Our clients choose us because of the depth of our relationships with franchisees, private equity companies, and family offices – leading to the highest prices in a sale of their companies. We also offer an intense focus and expertise in getting deals completed efficiently and on the best possible terms with the least risk. Our clients appreciate our four cornerstone principles: innovation, comprehensiveness, reliability, and passion for success.
Unbridled has historically had a huge penetration in the Yum system – a system in which I famously tell people that I know almost every Taco Bell, KFC, and Pizza Hut franchisee. Over the past 12-18 months, we have had 15 or so Taco Bell assignments, 10-12 KFC assignments, and 10- 12 Pizza Hut assignments, representing hundreds of restaurants and approaching $1 billion in collective valuations. For example, we will probably sell 600-800 Pizza Huts over a three-year period. In 2018, Unbridled also sold Corporate markets for Papa Murphy’s International and Papa John’s. This is an area of growth for our firm for 2019 and beyond.
Our average deal size is probably 20-40 units, though we regularly work on larger transactions as well.
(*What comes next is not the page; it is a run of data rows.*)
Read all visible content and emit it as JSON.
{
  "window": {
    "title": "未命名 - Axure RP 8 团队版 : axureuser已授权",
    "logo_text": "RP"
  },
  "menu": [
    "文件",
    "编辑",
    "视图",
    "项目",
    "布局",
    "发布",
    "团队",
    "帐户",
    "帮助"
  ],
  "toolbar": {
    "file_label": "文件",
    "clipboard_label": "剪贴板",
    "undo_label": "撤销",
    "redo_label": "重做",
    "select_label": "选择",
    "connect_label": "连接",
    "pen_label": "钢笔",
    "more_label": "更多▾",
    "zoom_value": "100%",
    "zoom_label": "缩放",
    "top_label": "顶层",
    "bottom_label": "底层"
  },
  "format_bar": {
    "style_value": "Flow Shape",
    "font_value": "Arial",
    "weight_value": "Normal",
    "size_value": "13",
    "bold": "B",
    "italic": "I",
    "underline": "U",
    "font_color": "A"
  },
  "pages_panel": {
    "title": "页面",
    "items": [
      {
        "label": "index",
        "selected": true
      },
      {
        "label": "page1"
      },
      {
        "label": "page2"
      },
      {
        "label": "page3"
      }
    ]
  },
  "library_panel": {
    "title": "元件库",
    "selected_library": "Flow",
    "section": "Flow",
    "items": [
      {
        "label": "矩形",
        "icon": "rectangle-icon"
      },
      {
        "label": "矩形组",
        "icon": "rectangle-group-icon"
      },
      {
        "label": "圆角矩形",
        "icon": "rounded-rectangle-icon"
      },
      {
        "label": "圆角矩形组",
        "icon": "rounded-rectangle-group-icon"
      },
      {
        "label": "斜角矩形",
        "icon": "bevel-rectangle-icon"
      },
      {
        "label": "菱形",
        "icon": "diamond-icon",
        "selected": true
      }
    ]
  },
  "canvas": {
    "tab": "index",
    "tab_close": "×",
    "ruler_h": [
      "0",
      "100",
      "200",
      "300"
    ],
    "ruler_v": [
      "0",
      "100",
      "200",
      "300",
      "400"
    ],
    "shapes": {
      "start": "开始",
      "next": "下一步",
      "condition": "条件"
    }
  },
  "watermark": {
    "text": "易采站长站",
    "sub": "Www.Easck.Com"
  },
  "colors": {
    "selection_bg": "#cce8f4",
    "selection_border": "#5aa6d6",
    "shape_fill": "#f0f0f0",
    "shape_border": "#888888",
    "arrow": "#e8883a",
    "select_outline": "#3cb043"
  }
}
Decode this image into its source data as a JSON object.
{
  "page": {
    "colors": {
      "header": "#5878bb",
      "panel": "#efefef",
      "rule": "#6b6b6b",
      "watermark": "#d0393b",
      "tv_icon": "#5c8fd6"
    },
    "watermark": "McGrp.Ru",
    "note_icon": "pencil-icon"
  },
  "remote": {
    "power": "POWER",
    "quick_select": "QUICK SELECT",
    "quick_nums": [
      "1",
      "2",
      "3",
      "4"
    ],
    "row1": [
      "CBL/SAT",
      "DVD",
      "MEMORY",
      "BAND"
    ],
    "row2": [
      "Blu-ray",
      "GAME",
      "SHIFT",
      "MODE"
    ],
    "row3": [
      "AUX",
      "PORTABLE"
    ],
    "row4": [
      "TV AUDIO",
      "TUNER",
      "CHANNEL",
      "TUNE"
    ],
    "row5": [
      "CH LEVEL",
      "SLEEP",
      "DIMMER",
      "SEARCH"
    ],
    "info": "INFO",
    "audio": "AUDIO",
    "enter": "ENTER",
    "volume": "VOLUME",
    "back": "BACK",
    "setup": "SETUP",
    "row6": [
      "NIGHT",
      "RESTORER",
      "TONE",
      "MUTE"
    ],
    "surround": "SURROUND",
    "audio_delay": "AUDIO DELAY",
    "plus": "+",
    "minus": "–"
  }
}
In the Yum system, I have many long-term friends who are smaller franchisees, so particularly in KFC and Taco Bell, Unbridled will readily help smaller franchisees in the sale of their businesses.
Unbridled is rapidly growing into other brands. We have had recent or current assignments in Five Guys, Burger King, Applebee’s, Arby’s, Planet Fitness, and several smaller franchisors.
Finally, we have a 6-person team: me, Derek Ball, Tony Petrunin, Charles Scholtz, Rene Newsome, and Tom Pope. Everyone on our team has an advanced degree of some kind. Derek is an attorney, which helps greatly with deal execution work. Tony is a former Pizza Hut Corporate employee with international franchising and investment banking experience. Charles has a JD/MBA and knows contracts and valuations. Rene is a CPA and worked for many years for Steak N Shake. Tom Pope is a former E&Y partner and Tax professor at the University of Kentucky.
Closing: Thanks so much for entering the Boiler Room today. You can find our podcasts on iTunes, Google Play, Stitcher, TuneIn, and Spotify. If you like these podcasts, please listen, rate, and review! I also encourage you to visit our website at www.unbridledcapital.com for the best franchise M&A and financial resources in the industry. Our website includes podcasts, videos, white papers, and a list of our M&A transactions.
Disclaimer: Please note that neither Rick Ormsby nor Unbridled Capital LLC give legal, financial, or tax advice. These podcasts represent opinions that have been prepared for informational purposes only. We expressly disclaim any and all liabilities that may be based on such information, errors therein, or omissions therefrom.